App and web page records:
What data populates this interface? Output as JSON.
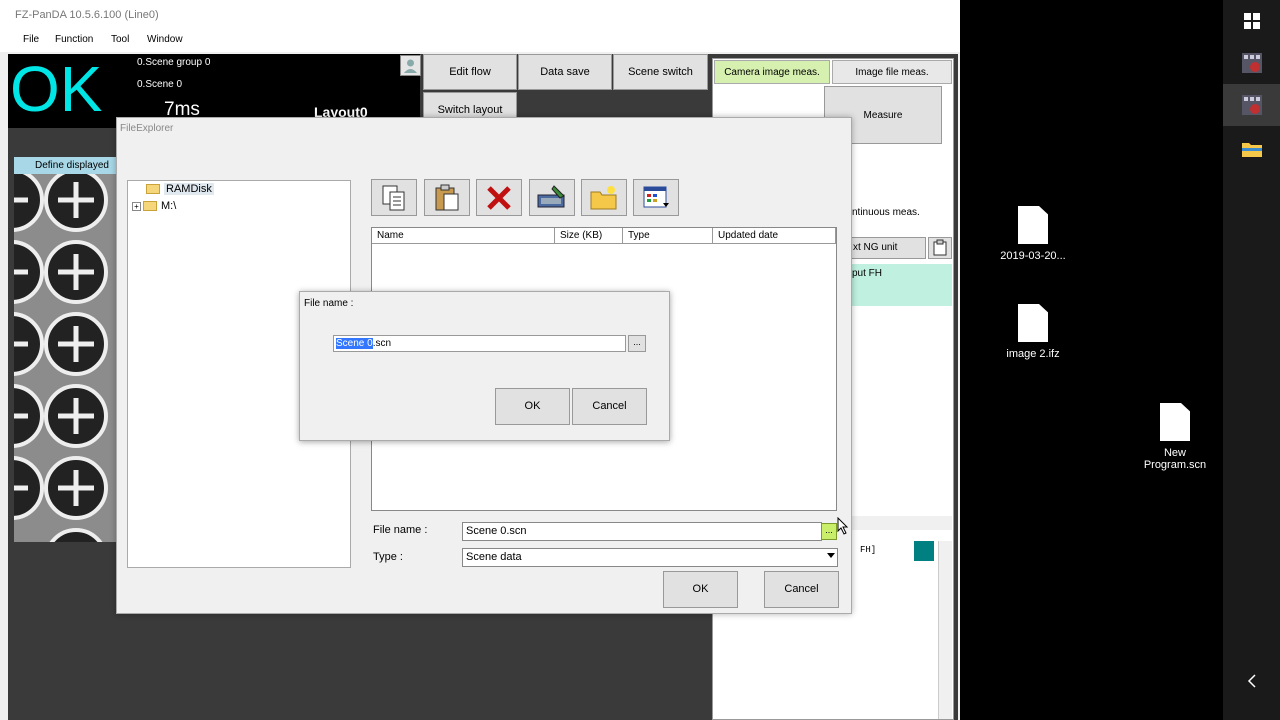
{
  "app": {
    "title": "FZ-PanDA 10.5.6.100 (Line0)",
    "menu": [
      "File",
      "Function",
      "Tool",
      "Window"
    ],
    "status": {
      "result": "OK",
      "scene_group": "0.Scene group 0",
      "scene": "0.Scene 0",
      "time": "7ms",
      "layout": "Layout0"
    },
    "toolbar": {
      "edit_flow": "Edit flow",
      "data_save": "Data save",
      "scene_switch": "Scene switch",
      "switch_layout": "Switch layout"
    },
    "right_panel": {
      "tab_camera": "Camera image meas.",
      "tab_file": "Image file meas.",
      "measure": "Measure",
      "continuous": "ntinuous meas.",
      "next_ng": "xt NG unit",
      "output_fh": "put FH",
      "fh_text": "FH]"
    },
    "image_window": {
      "label": "Define displayed"
    }
  },
  "file_explorer": {
    "title": "FileExplorer",
    "tree": [
      "RAMDisk",
      "M:\\"
    ],
    "tree_expander": "+",
    "columns": [
      "Name",
      "Size (KB)",
      "Type",
      "Updated date"
    ],
    "file_name_label": "File name :",
    "file_name_value": "Scene 0.scn",
    "browse_label": "...",
    "type_label": "Type :",
    "type_value": "Scene data",
    "ok": "OK",
    "cancel": "Cancel"
  },
  "file_name_dialog": {
    "title": "File name :",
    "selected_text": "Scene 0",
    "rest_text": ".scn",
    "browse_label": "...",
    "ok": "OK",
    "cancel": "Cancel"
  },
  "desktop": {
    "icons": [
      "2019-03-20...",
      "image 2.ifz",
      "New Program.scn"
    ]
  },
  "colors": {
    "ok_text": "#00e5e5",
    "accent_green": "#c8ee6a",
    "teal": "#008080",
    "selection": "#3377ff"
  }
}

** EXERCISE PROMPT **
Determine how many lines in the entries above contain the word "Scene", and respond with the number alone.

** ANSWER BELOW **
6